**WORK TO COMPLETE:** Look through the material that follows and show every line with the string "value".

**DATA RECORDS:**
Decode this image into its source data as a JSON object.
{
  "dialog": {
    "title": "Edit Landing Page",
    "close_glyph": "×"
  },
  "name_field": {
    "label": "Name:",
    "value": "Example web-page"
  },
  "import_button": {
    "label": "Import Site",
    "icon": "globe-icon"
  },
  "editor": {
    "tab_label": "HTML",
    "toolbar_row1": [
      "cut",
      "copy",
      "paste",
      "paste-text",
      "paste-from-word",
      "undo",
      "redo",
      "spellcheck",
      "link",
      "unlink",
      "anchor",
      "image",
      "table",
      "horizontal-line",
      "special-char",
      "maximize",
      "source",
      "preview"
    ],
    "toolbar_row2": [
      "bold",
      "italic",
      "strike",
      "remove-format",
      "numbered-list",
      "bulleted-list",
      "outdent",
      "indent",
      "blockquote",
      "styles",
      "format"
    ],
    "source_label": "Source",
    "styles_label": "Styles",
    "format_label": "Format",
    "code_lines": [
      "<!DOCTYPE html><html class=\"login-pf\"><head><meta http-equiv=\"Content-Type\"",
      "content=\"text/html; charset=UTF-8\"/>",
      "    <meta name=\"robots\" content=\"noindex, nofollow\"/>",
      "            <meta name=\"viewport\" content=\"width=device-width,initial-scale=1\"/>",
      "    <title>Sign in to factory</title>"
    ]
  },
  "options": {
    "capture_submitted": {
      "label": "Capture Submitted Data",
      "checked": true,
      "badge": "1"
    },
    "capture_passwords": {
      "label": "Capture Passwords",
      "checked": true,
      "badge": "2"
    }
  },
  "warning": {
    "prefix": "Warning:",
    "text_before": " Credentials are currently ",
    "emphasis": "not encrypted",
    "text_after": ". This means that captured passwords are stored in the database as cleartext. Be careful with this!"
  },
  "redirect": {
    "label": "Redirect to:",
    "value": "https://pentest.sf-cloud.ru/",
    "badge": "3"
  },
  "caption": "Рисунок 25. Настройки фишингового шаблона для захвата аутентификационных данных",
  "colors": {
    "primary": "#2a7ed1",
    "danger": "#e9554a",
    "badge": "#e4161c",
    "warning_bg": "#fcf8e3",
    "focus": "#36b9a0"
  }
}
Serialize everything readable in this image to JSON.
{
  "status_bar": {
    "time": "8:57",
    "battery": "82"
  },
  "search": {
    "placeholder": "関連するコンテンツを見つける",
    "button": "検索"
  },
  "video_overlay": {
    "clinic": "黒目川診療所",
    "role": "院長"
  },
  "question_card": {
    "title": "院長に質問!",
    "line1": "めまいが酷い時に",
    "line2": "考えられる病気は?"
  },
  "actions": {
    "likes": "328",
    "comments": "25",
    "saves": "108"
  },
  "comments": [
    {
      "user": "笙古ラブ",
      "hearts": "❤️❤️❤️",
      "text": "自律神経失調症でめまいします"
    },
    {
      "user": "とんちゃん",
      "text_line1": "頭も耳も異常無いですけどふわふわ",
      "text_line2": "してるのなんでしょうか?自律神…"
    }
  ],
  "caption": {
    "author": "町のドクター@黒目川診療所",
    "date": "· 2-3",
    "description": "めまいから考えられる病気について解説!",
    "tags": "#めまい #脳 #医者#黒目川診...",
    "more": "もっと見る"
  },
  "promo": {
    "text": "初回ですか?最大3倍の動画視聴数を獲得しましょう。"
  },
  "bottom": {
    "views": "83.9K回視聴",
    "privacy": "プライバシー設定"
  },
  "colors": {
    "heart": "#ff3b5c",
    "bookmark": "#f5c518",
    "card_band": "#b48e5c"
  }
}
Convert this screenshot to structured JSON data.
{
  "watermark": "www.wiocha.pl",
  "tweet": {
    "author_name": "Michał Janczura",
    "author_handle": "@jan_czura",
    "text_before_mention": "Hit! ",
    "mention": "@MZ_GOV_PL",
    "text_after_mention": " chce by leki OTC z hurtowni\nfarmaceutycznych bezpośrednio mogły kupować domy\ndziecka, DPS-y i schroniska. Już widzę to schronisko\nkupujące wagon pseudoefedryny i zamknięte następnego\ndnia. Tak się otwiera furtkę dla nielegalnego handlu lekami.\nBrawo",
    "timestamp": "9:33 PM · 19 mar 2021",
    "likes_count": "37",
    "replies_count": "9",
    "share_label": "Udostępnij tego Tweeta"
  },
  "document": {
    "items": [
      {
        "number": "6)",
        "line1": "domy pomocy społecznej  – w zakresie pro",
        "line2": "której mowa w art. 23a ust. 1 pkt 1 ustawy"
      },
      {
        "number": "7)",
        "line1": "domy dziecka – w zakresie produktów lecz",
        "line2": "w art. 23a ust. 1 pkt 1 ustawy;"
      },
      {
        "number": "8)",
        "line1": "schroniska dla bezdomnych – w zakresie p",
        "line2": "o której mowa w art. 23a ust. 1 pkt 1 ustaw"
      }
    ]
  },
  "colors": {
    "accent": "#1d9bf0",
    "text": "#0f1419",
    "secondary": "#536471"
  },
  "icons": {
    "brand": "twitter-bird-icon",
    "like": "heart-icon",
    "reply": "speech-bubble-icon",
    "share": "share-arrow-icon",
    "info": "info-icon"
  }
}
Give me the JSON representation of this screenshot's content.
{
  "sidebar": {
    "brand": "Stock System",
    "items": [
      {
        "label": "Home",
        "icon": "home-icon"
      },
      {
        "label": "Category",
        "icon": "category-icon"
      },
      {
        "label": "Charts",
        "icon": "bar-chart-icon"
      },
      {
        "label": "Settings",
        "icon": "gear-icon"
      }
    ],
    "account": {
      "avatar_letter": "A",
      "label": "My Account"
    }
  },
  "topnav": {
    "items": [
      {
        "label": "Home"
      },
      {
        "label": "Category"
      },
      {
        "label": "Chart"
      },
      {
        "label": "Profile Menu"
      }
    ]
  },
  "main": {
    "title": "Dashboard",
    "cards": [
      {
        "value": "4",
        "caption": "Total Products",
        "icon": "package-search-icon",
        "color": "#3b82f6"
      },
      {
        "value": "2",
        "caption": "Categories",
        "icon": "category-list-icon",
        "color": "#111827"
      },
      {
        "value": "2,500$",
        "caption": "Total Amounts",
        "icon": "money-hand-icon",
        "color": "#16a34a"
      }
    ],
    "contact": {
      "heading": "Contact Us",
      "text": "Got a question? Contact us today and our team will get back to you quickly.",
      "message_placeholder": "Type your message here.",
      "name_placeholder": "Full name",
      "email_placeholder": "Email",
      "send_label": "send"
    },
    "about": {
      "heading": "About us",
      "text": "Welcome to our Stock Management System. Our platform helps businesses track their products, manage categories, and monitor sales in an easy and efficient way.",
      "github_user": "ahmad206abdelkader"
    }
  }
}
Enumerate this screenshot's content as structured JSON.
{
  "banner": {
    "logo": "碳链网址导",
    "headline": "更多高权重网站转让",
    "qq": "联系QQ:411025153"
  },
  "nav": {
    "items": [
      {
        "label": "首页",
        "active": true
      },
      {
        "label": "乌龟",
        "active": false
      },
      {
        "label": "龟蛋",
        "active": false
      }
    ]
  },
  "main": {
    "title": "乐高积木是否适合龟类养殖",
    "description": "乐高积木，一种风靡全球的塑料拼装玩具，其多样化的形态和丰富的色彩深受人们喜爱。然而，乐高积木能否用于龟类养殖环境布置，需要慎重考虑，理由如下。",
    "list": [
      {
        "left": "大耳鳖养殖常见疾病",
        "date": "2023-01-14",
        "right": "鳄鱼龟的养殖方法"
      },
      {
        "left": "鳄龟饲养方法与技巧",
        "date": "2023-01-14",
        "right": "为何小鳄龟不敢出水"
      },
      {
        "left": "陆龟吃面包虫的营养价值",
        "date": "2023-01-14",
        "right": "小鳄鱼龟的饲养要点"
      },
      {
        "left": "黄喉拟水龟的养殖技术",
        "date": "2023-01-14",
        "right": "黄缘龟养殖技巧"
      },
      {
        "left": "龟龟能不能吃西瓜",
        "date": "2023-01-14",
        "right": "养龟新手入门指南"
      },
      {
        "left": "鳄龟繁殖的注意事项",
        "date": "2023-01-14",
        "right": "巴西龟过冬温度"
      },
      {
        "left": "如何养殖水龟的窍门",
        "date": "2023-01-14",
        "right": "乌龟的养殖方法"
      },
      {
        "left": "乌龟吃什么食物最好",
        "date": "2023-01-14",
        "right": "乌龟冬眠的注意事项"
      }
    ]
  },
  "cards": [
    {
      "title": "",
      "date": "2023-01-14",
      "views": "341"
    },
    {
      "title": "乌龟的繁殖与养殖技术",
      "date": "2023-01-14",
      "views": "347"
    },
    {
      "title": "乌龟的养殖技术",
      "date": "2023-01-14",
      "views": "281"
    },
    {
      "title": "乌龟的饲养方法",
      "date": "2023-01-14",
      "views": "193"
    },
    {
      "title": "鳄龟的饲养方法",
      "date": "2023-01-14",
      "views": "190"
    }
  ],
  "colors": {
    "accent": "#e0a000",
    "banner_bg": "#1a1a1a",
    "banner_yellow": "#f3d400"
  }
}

**WRITTEN SOLUTION:**
    "value": "Example web-page"
    "value": "https://pentest.sf-cloud.ru/",
        "value": "4",
        "value": "2",
        "value": "2,500$",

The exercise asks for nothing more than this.